___ Data for this task

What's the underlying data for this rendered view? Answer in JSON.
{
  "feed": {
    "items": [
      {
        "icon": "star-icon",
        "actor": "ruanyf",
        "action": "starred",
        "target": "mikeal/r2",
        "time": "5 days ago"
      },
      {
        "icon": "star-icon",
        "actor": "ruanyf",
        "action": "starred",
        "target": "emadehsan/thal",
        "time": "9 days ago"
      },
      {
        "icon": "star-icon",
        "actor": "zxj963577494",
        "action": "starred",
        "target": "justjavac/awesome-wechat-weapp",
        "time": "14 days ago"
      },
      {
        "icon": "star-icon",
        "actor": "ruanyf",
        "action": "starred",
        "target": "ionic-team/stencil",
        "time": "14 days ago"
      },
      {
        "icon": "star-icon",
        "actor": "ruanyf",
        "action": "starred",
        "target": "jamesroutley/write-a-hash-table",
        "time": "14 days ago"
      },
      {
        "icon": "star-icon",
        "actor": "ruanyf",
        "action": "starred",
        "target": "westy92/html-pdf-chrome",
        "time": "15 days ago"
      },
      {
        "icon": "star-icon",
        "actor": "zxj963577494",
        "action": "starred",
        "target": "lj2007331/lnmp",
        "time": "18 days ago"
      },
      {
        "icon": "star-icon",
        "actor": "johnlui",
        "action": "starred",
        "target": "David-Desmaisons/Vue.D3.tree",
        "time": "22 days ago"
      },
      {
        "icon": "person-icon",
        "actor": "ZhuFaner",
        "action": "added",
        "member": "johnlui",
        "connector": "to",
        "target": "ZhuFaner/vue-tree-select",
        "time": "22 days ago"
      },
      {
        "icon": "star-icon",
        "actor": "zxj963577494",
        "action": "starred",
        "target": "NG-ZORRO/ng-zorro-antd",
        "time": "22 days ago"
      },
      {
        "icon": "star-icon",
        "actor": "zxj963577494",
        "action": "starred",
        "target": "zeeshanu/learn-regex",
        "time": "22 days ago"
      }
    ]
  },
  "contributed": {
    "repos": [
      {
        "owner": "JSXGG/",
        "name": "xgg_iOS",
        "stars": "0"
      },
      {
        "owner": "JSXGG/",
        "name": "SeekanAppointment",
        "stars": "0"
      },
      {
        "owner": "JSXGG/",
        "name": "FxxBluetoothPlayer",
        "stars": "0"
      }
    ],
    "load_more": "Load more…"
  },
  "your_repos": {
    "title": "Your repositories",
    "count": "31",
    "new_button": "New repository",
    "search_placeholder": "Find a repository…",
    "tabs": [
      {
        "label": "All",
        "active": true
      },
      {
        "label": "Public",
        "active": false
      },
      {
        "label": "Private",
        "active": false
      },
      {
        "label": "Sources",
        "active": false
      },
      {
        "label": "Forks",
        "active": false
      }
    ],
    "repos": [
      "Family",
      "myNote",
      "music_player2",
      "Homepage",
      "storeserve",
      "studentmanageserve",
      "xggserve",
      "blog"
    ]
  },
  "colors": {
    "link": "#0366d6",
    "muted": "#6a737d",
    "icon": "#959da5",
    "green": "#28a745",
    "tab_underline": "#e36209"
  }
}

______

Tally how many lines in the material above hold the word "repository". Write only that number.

## Solution
2